Dataset content Start Marker

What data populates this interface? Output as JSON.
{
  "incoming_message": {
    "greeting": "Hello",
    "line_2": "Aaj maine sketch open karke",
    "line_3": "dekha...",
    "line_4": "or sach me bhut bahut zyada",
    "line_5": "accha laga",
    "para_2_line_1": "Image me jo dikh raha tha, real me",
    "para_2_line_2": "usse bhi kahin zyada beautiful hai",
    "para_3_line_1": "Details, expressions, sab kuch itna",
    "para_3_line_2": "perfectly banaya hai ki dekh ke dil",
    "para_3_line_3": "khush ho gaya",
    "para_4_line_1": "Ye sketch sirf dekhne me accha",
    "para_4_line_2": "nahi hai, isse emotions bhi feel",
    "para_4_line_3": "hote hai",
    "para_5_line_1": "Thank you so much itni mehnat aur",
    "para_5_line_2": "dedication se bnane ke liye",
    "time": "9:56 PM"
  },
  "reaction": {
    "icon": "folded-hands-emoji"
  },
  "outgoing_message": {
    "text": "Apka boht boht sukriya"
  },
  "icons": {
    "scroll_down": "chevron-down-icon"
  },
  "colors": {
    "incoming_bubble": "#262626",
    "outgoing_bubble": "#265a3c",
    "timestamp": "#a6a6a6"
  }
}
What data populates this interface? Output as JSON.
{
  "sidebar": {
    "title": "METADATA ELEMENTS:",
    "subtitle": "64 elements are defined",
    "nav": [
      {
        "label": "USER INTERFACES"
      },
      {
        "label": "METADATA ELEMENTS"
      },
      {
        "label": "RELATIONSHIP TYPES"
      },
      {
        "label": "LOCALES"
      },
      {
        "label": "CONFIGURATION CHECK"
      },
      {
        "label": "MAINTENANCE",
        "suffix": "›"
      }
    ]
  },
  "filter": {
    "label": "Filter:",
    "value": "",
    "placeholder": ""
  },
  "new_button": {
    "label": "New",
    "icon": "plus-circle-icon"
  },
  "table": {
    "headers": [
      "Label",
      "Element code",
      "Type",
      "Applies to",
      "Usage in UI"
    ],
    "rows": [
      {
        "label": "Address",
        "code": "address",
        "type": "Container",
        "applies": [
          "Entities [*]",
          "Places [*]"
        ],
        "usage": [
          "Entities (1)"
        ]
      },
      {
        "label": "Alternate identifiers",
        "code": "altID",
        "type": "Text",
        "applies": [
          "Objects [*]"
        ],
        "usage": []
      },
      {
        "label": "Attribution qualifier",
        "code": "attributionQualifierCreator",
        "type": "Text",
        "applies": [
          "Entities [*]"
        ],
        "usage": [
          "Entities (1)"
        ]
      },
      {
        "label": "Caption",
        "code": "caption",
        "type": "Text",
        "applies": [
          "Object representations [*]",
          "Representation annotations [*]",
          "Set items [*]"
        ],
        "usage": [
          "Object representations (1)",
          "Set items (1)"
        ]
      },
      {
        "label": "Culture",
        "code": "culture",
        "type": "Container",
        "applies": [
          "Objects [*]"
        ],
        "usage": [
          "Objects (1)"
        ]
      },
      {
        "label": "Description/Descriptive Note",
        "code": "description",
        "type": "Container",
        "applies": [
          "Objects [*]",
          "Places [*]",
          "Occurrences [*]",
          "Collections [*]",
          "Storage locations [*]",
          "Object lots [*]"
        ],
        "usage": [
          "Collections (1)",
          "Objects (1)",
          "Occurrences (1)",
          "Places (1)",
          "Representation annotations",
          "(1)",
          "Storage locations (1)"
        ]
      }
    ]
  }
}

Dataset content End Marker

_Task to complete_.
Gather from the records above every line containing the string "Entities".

_Output below_.
          "Entities [*]",
          "Entities (1)"
          "Entities [*]"
          "Entities (1)"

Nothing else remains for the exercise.